TALKIN’ OPERA: The Dallas Opera has posted the video (above) from its latest Cosi and Koozies summer panel series. This one is titled “Multiculturalism: At the Heart of Moby-Dick and Madam Butterfly” and is moderated by Chris Shull, who writes for the Fort Worth Star-Telegram. If you like what you see, the next discussion – “Twenty-First Century Affairs – Dating and Relationships Today” – takes place on Thursday.
TEXAS BOOKS: When you see the name Mark Oristano, it’s normally either in a theater program or in a credit line of a theater-related photograph he’s taken. But now you can add the cover of a book to the list. Oristano has looked back on his many years working on football broadcasting teams for the Cowboys and Oilers to write A Sportscaster’s Guide to Watching Football. If you’ve been itching for the season to start, this will help get you ready. You can read more about it at theaterjones.com. … Meanwhile, Austin author Mike Cox has written the text for Historic Photos of Texas Oil. The book compiles more than 200 photos that span the 1800s to today. If you recently read Brian Burrough’s The Big Rich: The Rise and Fall of the Greatest Texas Oil Fortunes, this could serve as a handy companion.
STICKY ON STAGE: I’m not telling the theater vets out there anything they don’t know when I say if something can go wrong during a show, it often will. And as you also know, it’s how you deal with it on stage that makes all the difference. The New York Times has noticed a number of mishaps at this year’s New York International Fringe Festival, and the consensus seems to be that it’s better to acknowledge the blunder in some graceful (or at least interesting) manner rather than to ignore it. The thinking is: the audience clearly isn’t ignoring it, so why should you?
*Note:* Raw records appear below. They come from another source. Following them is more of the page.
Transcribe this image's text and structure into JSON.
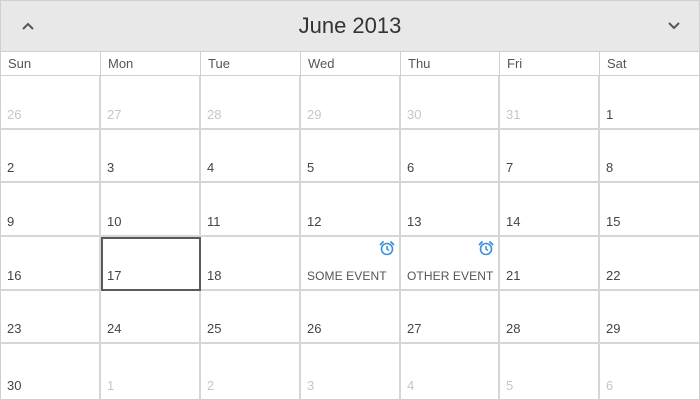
{
  "calendar": {
    "title": "June 2013",
    "prev_icon": "chevron-up-icon",
    "next_icon": "chevron-down-icon",
    "weekdays": [
      "Sun",
      "Mon",
      "Tue",
      "Wed",
      "Thu",
      "Fri",
      "Sat"
    ],
    "accent": "#3b8fdc",
    "selected_day": "17",
    "weeks": [
      [
        {
          "n": "26",
          "other": true
        },
        {
          "n": "27",
          "other": true
        },
        {
          "n": "28",
          "other": true
        },
        {
          "n": "29",
          "other": true
        },
        {
          "n": "30",
          "other": true
        },
        {
          "n": "31",
          "other": true
        },
        {
          "n": "1"
        }
      ],
      [
        {
          "n": "2"
        },
        {
          "n": "3"
        },
        {
          "n": "4"
        },
        {
          "n": "5"
        },
        {
          "n": "6"
        },
        {
          "n": "7"
        },
        {
          "n": "8"
        }
      ],
      [
        {
          "n": "9"
        },
        {
          "n": "10"
        },
        {
          "n": "11"
        },
        {
          "n": "12"
        },
        {
          "n": "13"
        },
        {
          "n": "14"
        },
        {
          "n": "15"
        }
      ],
      [
        {
          "n": "16"
        },
        {
          "n": "17",
          "selected": true
        },
        {
          "n": "18"
        },
        {
          "n": "",
          "event": "SOME EVENT",
          "icon": "alarm-clock-icon"
        },
        {
          "n": "",
          "event": "OTHER EVENT",
          "icon": "alarm-clock-icon"
        },
        {
          "n": "21"
        },
        {
          "n": "22"
        }
      ],
      [
        {
          "n": "23"
        },
        {
          "n": "24"
        },
        {
          "n": "25"
        },
        {
          "n": "26"
        },
        {
          "n": "27"
        },
        {
          "n": "28"
        },
        {
          "n": "29"
        }
      ],
      [
        {
          "n": "30"
        },
        {
          "n": "1",
          "other": true
        },
        {
          "n": "2",
          "other": true
        },
        {
          "n": "3",
          "other": true
        },
        {
          "n": "4",
          "other": true
        },
        {
          "n": "5",
          "other": true
        },
        {
          "n": "6",
          "other": true
        }
      ]
    ]
  }
}
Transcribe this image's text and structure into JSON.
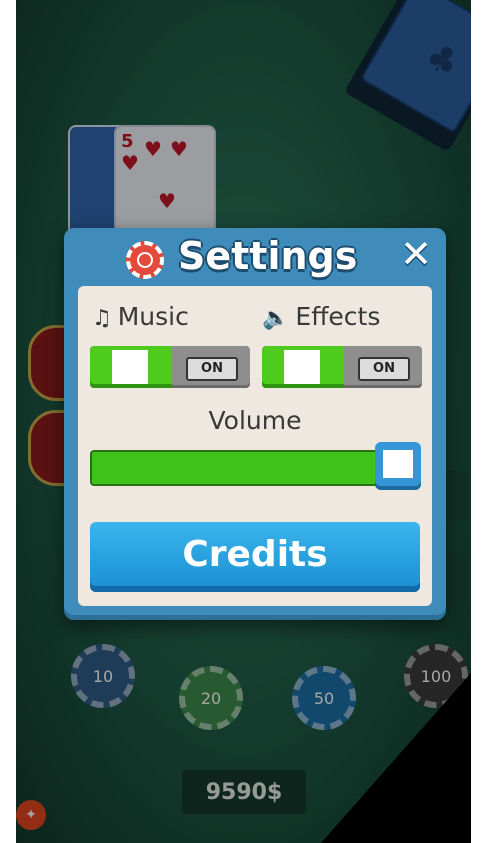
{
  "modal": {
    "title": "Settings",
    "close_symbol": "✕",
    "music": {
      "icon": "music-note-icon",
      "label": "Music",
      "state": "ON"
    },
    "effects": {
      "icon": "speaker-icon",
      "label": "Effects",
      "state": "ON"
    },
    "volume": {
      "label": "Volume",
      "level_percent": 100
    },
    "credits_label": "Credits"
  },
  "background": {
    "card_rank": "5",
    "chips": [
      "10",
      "20",
      "50",
      "100"
    ],
    "balance": "9590$"
  },
  "colors": {
    "modal_blue": "#3f8cbb",
    "toggle_green": "#4ecb1c",
    "credits_blue": "#1a8ed2",
    "table_green": "#2f7a5f"
  }
}
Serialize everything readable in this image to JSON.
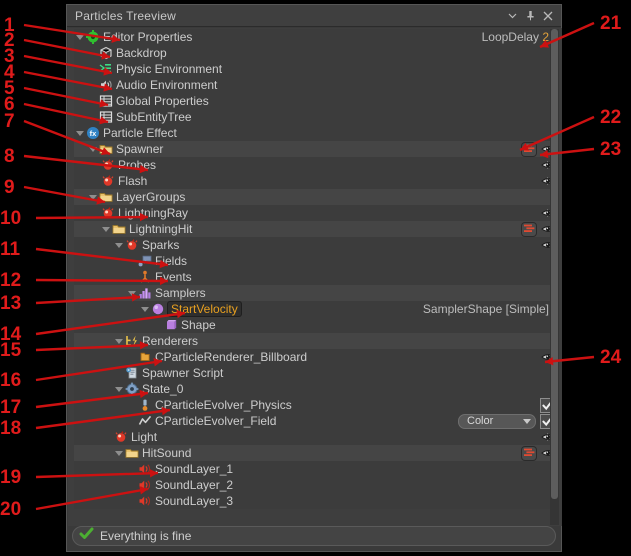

But it got me wondering about the stories there must be locally about on stage blunders and how they were handled. If you’ve been in that situation and lived to tell about it, drop us a comment here.